UK anti-terror law spying abuse by local councils

Johnny Greatex

The Regulation of Investigatory Powers Act (RIPA) was brought in by Tony Blair’s Labour government in 2000 to combat terrorism.

But UK local authorities also used the surveillance legislation to investigate minor offences, including checking on families suspected of flouting school catchment rules - and dog walkers who failed to pick up after their pets.

The councils have even enacted the powers to mount surveillance operations on their own employees suspected of making bogus personally injury claims.

Last year, a landmark legal case ruled local authorities should no longer use RIPA for low-level offences. And figures obtained by Birmingham based tabloid newspaper the Sunday Mercury show that, since then, officials have dramatically reduced their use of prying powers.

Birmingham City Council used RIPA a total of 112 times in 2010, including on three occasions where they spied on employees.

Another case saw 40 people monitored over a fake Blue Badge disabled parking scam.

But in the first six months of this year, the council enacted RIPA just 13 times.

Meanwhile, Walsall Council has almost halved its use of the legislation in the past three years.

Between April 2008 and March 2009, the authority used the Act 119 times. This dropped to 96 the following year and was down to 67 for the last financial year.

Dudley Council only turned to RIPA three times in the last financial year, down from 14 from the previous 12 months.

Officials in Solihull used the Act a total of 54 times in the past three years, but would not give a breakdown for each period.

Last night, a spokesman for Birmingham City Council said its officers only used RIPA when all other measures had failed.

He added: “Birmingham City Council, like other local authorities, uses RIPA to investigate alleged criminal activity, including serious fly-tipping or illegal dumping of waste, benefit fraud investigations and trading standards and counterfeiting.

“The use of RIPA is a last resort and is only used when less intrusive methods of obtaining evidence can not be used. The council is recognised as an exemplar of national best practice in this area, using these powers only when necessary and proportionate.”

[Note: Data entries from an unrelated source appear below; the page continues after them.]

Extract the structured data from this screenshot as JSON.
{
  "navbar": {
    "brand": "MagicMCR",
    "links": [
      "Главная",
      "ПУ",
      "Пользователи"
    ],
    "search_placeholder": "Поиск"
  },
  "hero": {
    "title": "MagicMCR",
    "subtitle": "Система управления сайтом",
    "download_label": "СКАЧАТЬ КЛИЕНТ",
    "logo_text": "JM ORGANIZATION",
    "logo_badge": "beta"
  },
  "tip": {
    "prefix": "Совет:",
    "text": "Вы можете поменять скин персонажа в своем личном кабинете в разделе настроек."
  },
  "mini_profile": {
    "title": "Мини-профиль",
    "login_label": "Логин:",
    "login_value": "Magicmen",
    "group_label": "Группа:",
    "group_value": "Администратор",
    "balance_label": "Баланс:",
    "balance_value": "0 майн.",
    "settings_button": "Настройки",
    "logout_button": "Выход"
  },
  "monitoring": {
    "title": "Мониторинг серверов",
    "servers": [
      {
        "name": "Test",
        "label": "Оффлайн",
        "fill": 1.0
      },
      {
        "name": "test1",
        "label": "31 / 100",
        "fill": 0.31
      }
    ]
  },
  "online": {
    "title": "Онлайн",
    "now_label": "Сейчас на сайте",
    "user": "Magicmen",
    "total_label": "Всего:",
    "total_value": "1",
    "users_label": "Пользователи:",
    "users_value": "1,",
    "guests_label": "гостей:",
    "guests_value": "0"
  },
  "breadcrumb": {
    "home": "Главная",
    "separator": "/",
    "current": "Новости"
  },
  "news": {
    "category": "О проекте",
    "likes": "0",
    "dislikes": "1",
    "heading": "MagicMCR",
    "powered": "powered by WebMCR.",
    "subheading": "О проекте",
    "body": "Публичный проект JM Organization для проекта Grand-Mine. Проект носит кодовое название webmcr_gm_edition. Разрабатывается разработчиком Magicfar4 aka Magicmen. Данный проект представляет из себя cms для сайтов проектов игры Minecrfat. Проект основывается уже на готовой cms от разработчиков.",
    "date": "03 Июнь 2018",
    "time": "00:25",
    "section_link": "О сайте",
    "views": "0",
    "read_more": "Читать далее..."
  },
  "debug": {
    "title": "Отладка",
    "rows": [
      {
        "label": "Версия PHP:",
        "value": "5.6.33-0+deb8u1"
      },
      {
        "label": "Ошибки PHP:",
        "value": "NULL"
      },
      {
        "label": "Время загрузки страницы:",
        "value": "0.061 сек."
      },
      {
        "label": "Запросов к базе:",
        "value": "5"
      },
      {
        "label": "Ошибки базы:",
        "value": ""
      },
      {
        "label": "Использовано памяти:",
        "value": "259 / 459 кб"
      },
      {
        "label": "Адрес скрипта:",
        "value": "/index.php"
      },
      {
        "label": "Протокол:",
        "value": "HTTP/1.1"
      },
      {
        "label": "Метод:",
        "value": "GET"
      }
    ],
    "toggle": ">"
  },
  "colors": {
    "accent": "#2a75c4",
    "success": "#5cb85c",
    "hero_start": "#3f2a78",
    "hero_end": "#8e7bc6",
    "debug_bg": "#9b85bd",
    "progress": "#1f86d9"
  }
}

The coalition government had ordered a review of RIPA, as part of a wider look at counter-terrorism laws.

*Johnny Greatex is a reporter for the Sunday Mercury.